A UVA Health-developed artificial pancreas system is among the nominees for 2019’s best biomedical research and is fighting to win the public’s votes in a bracket challenge that is the scientific version of the NCAA basketball tournament.
Voting is open through 11:59 p.m. March 8 in the first round of STAT Madness, which seeks to identify the best innovations in science and medicine. Voting takes place at the health news site: https://www.statnews.com/feature/stat-madness/bracket/.
In the opening round, the artificial pancreas system developed at the UVA Center for Diabetes Technology – which automatically monitors and regulates blood glucose in patients with type 1 diabetes – is facing off against a competitor from University of Texas MD Anderson Cancer Center.
The artificial pancreas system tracks blood glucose levels with a continuous glucose monitor and automatically delivers the hormone insulin as needed. The system frees people from testing their blood sugar levels multiple times a day by fingerstick, and from delivery of insulin by multiple daily injections. A patient’s insulin pump is programmed with an algorithm developed at UVA that uses glucose monitoring information to adjust the insulin dose automatically.
The U.S. Food and Drug Administration approved the artificial pancreas system after results from a multicenter clinical trial published in the New England Journal of Medicine in October 2019 found the new artificial pancreas system was more effective than existing treatments at controlling blood glucose levels in people with type 1 diabetes.
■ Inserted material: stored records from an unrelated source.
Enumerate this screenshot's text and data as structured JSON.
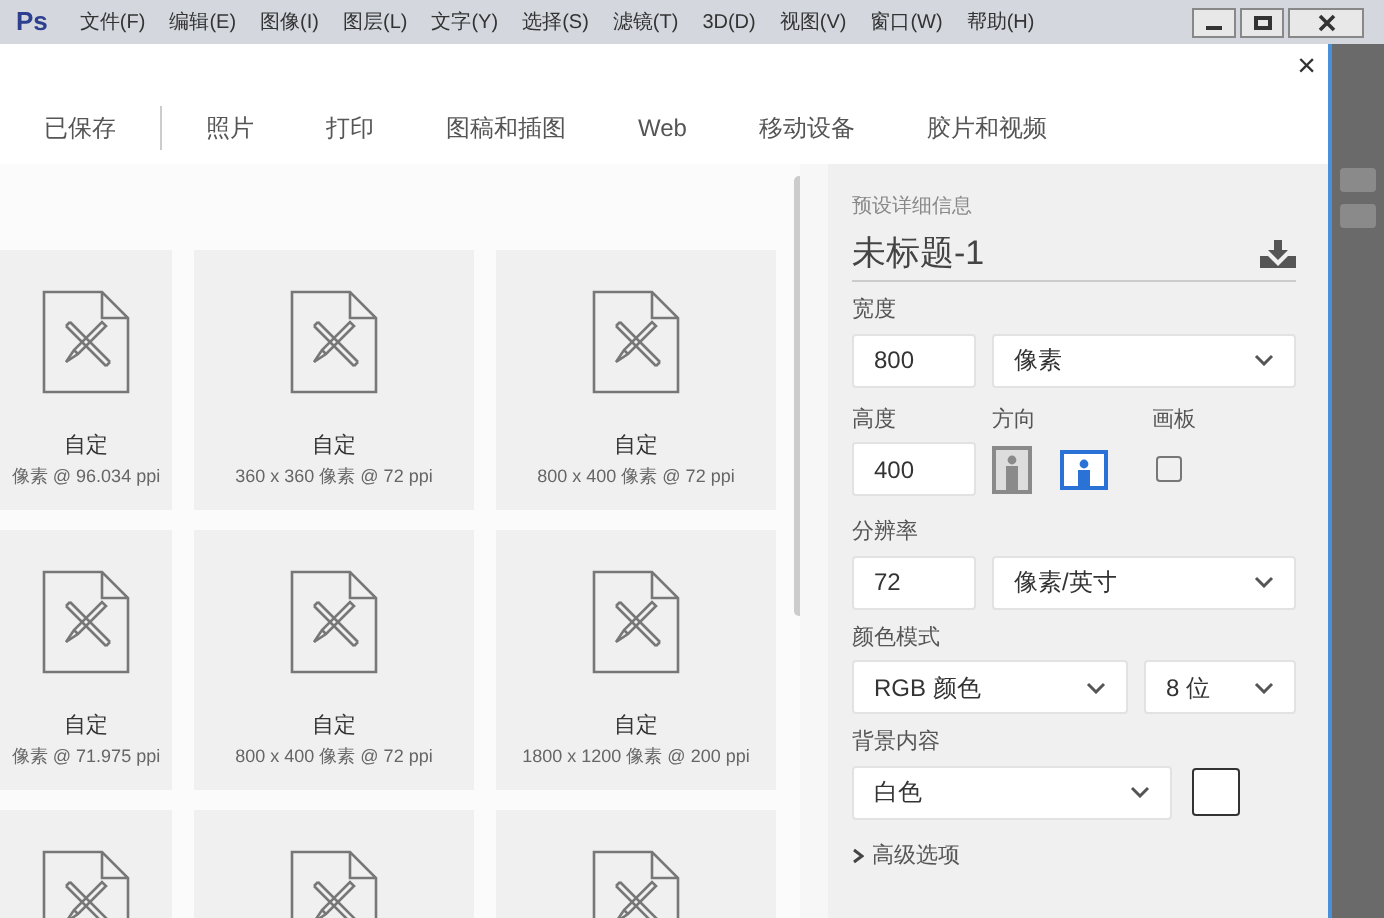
{
  "app": {
    "logo": "Ps",
    "menus": [
      "文件(F)",
      "编辑(E)",
      "图像(I)",
      "图层(L)",
      "文字(Y)",
      "选择(S)",
      "滤镜(T)",
      "3D(D)",
      "视图(V)",
      "窗口(W)",
      "帮助(H)"
    ]
  },
  "dialog": {
    "close": "×",
    "tabs": [
      {
        "label": "已保存",
        "selected": false
      },
      {
        "label": "照片",
        "selected": false
      },
      {
        "label": "打印",
        "selected": false
      },
      {
        "label": "图稿和插图",
        "selected": false
      },
      {
        "label": "Web",
        "selected": false
      },
      {
        "label": "移动设备",
        "selected": false
      },
      {
        "label": "胶片和视频",
        "selected": false
      }
    ],
    "presets": [
      {
        "kind": "full",
        "name": "自定",
        "size": "像素 @ 96.034 ppi"
      },
      {
        "kind": "full",
        "name": "自定",
        "size": "360 x 360 像素 @ 72 ppi"
      },
      {
        "kind": "full",
        "name": "自定",
        "size": "800 x 400 像素 @ 72 ppi"
      },
      {
        "kind": "full",
        "name": "自定",
        "size": "像素 @ 71.975 ppi"
      },
      {
        "kind": "full",
        "name": "自定",
        "size": "800 x 400 像素 @ 72 ppi"
      },
      {
        "kind": "full",
        "name": "自定",
        "size": "1800 x 1200 像素 @ 200 ppi"
      },
      {
        "kind": "icon_only"
      },
      {
        "kind": "icon_only"
      },
      {
        "kind": "icon_only"
      }
    ],
    "details": {
      "heading": "预设详细信息",
      "document_name": "未标题-1",
      "width": {
        "label": "宽度",
        "value": "800",
        "unit": "像素"
      },
      "height": {
        "label": "高度",
        "value": "400"
      },
      "orientation": {
        "label": "方向",
        "options": [
          {
            "kind": "portrait",
            "selected": false
          },
          {
            "kind": "landscape",
            "selected": true
          }
        ]
      },
      "artboard": {
        "label": "画板",
        "checked": false
      },
      "resolution": {
        "label": "分辨率",
        "value": "72",
        "unit": "像素/英寸"
      },
      "color_mode": {
        "label": "颜色模式",
        "mode": "RGB 颜色",
        "depth": "8 位"
      },
      "background": {
        "label": "背景内容",
        "value": "白色",
        "color": "#ffffff"
      },
      "advanced": {
        "label": "高级选项",
        "expanded": false
      }
    }
  }
}
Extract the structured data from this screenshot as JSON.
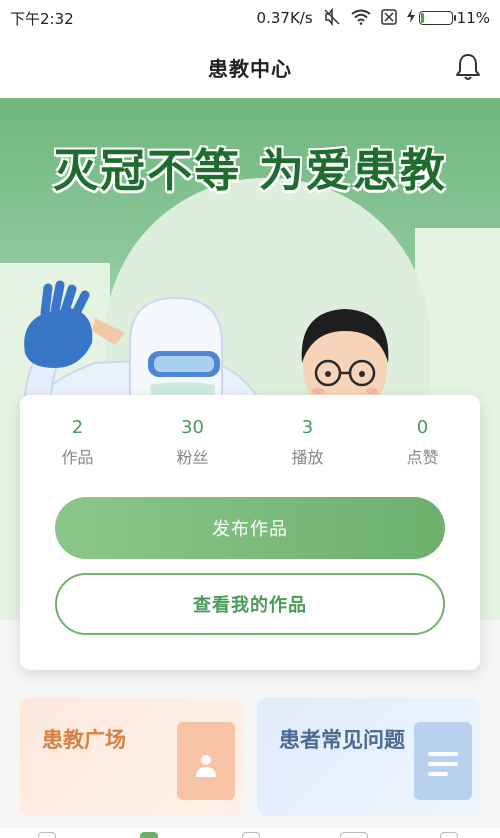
{
  "status_bar": {
    "time": "下午2:32",
    "network_speed": "0.37K/s",
    "battery_percent": "11%",
    "battery_level": 0.11,
    "icons": [
      "mute-icon",
      "wifi-icon",
      "sim-off-icon",
      "charging-icon",
      "battery-icon"
    ]
  },
  "navbar": {
    "title": "患教中心",
    "bell_icon": "bell-icon"
  },
  "hero": {
    "slogan": "灭冠不等 为爱患教"
  },
  "stats": [
    {
      "value": "2",
      "label": "作品"
    },
    {
      "value": "30",
      "label": "粉丝"
    },
    {
      "value": "3",
      "label": "播放"
    },
    {
      "value": "0",
      "label": "点赞"
    }
  ],
  "actions": {
    "publish": "发布作品",
    "view_mine": "查看我的作品"
  },
  "tiles": {
    "square": "患教广场",
    "faq": "患者常见问题"
  },
  "colors": {
    "brand_green": "#6db06c",
    "accent_orange": "#d8803f",
    "accent_blue": "#4a6a95"
  }
}
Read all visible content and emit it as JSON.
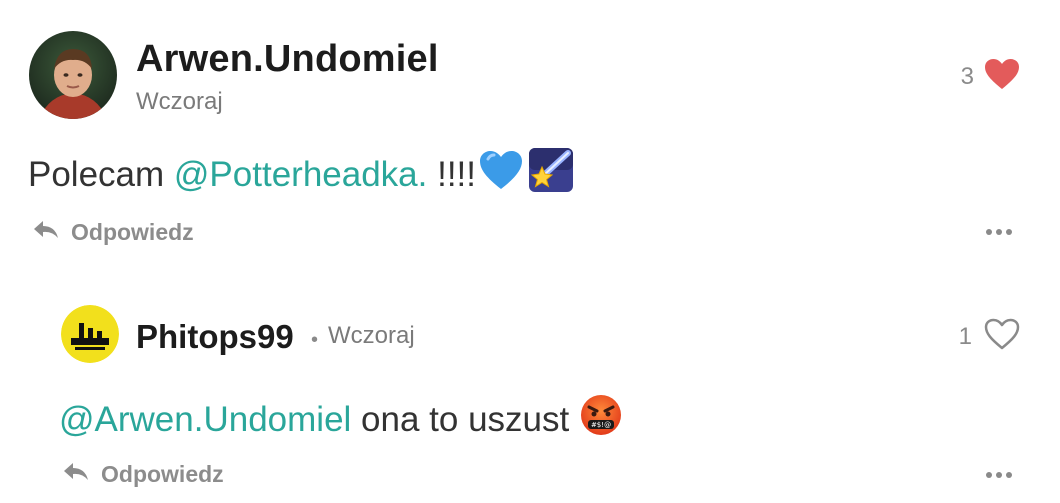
{
  "main_comment": {
    "username": "Arwen.Undomiel",
    "time": "Wczoraj",
    "like_count": "3",
    "liked": true,
    "text_prefix": "Polecam ",
    "mention": "@Potterheadka.",
    "text_suffix": " !!!!",
    "emojis": [
      "blue-heart",
      "shooting-star"
    ],
    "reply_label": "Odpowiedz"
  },
  "reply_comment": {
    "username": "Phitops99",
    "separator": "•",
    "time": "Wczoraj",
    "like_count": "1",
    "liked": false,
    "mention": "@Arwen.Undomiel",
    "text_suffix": " ona to uszust ",
    "emojis": [
      "cursing-face"
    ],
    "reply_label": "Odpowiedz"
  },
  "colors": {
    "mention": "#2aa69a",
    "heart_liked": "#e35b5b",
    "muted": "#8a8a8a"
  }
}
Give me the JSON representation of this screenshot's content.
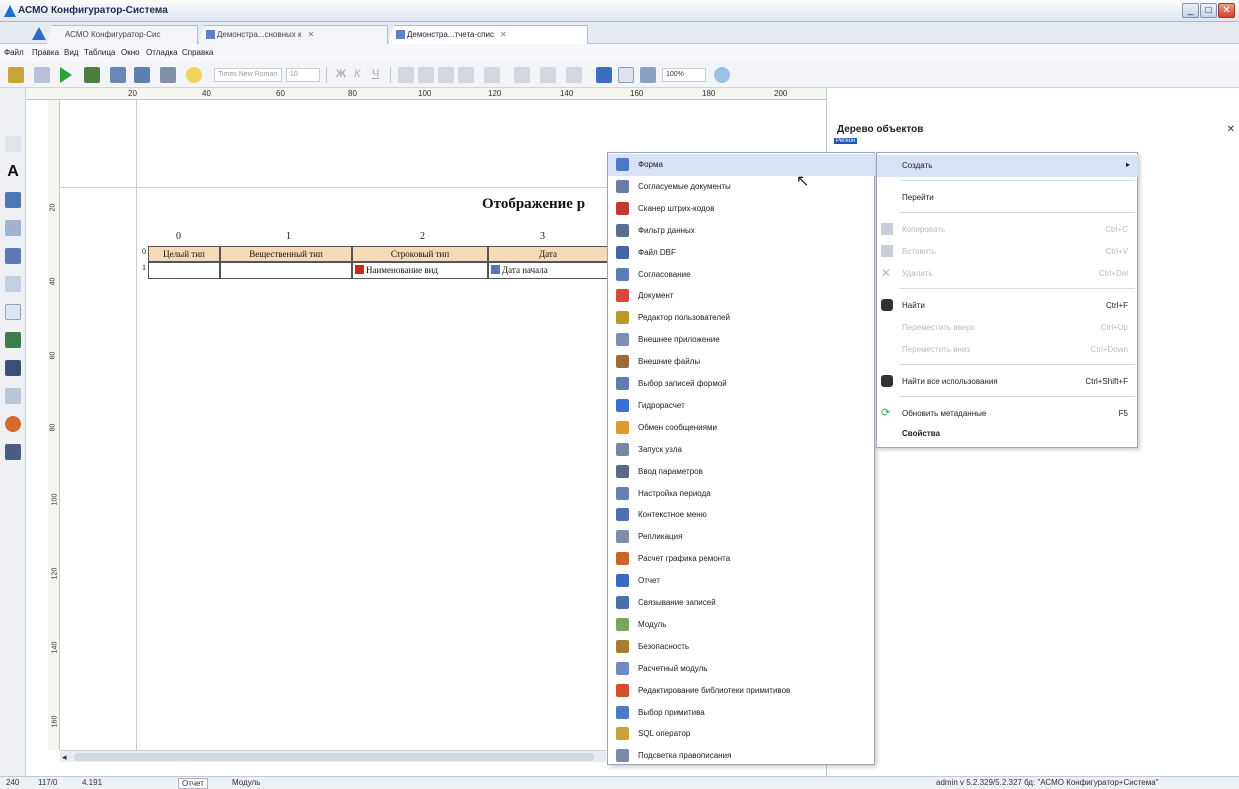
{
  "window": {
    "title": "АСМО Конфигуратор-Система",
    "min": "_",
    "max": "□",
    "close": "✕"
  },
  "tabs": [
    {
      "label": "АСМО Конфигуратор-Сис"
    },
    {
      "label": "Демонстра...сновных к",
      "close": "✕"
    },
    {
      "label": "Демонстра...тчета-спис",
      "close": "✕"
    }
  ],
  "menu": [
    "Файл",
    "Правка",
    "Вид",
    "Таблица",
    "Окно",
    "Отладка",
    "Справка"
  ],
  "toolbar": {
    "font": "Times New Roman",
    "size": "10",
    "zoom": "100%",
    "bold": "Ж",
    "italic": "К",
    "underline": "Ч"
  },
  "ruler_h": [
    "20",
    "40",
    "60",
    "80",
    "100",
    "120",
    "140",
    "160",
    "180",
    "200"
  ],
  "ruler_v": [
    "20",
    "40",
    "60",
    "80",
    "100",
    "120",
    "140",
    "160"
  ],
  "report": {
    "title": "Отображение р",
    "col_numbers": [
      "0",
      "1",
      "2",
      "3"
    ],
    "headers": [
      "Целый тип",
      "Вещественный тип",
      "Строковый тип",
      "Дата"
    ],
    "row": [
      "",
      "",
      "Наименование вид",
      "Дата начала"
    ],
    "row_index": "1",
    "header_index": "0"
  },
  "right_panel": {
    "title": "Дерево объектов",
    "close": "✕",
    "node": "Регион"
  },
  "context_menu": [
    {
      "label": "Форма",
      "color": "#4a7ac6"
    },
    {
      "label": "Согласуемые документы",
      "color": "#6b7fa6"
    },
    {
      "label": "Сканер штрих-кодов",
      "color": "#c23a2a"
    },
    {
      "label": "Фильтр данных",
      "color": "#5a6e8e"
    },
    {
      "label": "Файл DBF",
      "color": "#4566a5"
    },
    {
      "label": "Согласование",
      "color": "#5b7fb5"
    },
    {
      "label": "Документ",
      "color": "#d44a3a"
    },
    {
      "label": "Редактор пользователей",
      "color": "#b9992a"
    },
    {
      "label": "Внешнее приложение",
      "color": "#7b8fb0"
    },
    {
      "label": "Внешние файлы",
      "color": "#9a6b3b"
    },
    {
      "label": "Выбор записей формой",
      "color": "#5f7fa8"
    },
    {
      "label": "Гидрорасчет",
      "color": "#3b6fd1"
    },
    {
      "label": "Обмен сообщениями",
      "color": "#e09a2c"
    },
    {
      "label": "Запуск узла",
      "color": "#7a86a0"
    },
    {
      "label": "Ввод параметров",
      "color": "#5a6a85"
    },
    {
      "label": "Настройка периода",
      "color": "#6982ad"
    },
    {
      "label": "Контекстное меню",
      "color": "#4e70b0"
    },
    {
      "label": "Репликация",
      "color": "#7f8ea8"
    },
    {
      "label": "Расчет графика ремонта",
      "color": "#c9662d"
    },
    {
      "label": "Отчет",
      "color": "#3b6bc4"
    },
    {
      "label": "Связывание записей",
      "color": "#4c6fa9"
    },
    {
      "label": "Модуль",
      "color": "#7aa65a"
    },
    {
      "label": "Безопасность",
      "color": "#a37d32"
    },
    {
      "label": "Расчетный модуль",
      "color": "#6f8bc2"
    },
    {
      "label": "Редактирование библиотеки примитивов",
      "color": "#d2502f"
    },
    {
      "label": "Выбор примитива",
      "color": "#4b7bc8"
    },
    {
      "label": "SQL оператор",
      "color": "#c8a23b"
    },
    {
      "label": "Подсветка правописания",
      "color": "#7c8aa3"
    }
  ],
  "submenu": {
    "create": "Создать",
    "goto": "Перейти",
    "copy": "Копировать",
    "copy_sc": "Ctrl+C",
    "paste": "Вставить",
    "paste_sc": "Ctrl+V",
    "delete": "Удалить",
    "delete_sc": "Ctrl+Del",
    "find": "Найти",
    "find_sc": "Ctrl+F",
    "move_up": "Переместить вверх",
    "move_up_sc": "Ctrl+Up",
    "move_down": "Переместить вниз",
    "move_down_sc": "Ctrl+Down",
    "find_all": "Найти все использования",
    "find_all_sc": "Ctrl+Shift+F",
    "refresh": "Обновить метаданные",
    "refresh_sc": "F5",
    "props": "Свойства"
  },
  "status": {
    "pos1": "240",
    "pos2": "117/0",
    "pos3": "4.191",
    "tab1": "Отчет",
    "tab2": "Модуль",
    "right": "admin v 5.2.329/5.2.327 бд: \"АСМО Конфигуратор+Система\""
  },
  "colors": {
    "accent": "#d6e3f5",
    "header_bg": "#f5d9b8"
  }
}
“This medical breakthrough has the potential to improve care and the quality of life for many patients with type 1 diabetes,” said K. Craig Kent, MD, UVA’s executive vice president for health affairs. “The artificial pancreas is truly worthy of national recognition, and I encourage everyone to cast a vote for this outstanding work.”
In addition to STAT Madness, Boris Kovatchev, PhD – director of the UVA Center for Diabetes Technology – will make a presentation about the artificial pancreas system and his team’s work to find a cure for type 1 diabetes at the Health System Board meeting March 5 at the Rotunda. Reporters are invited to attend.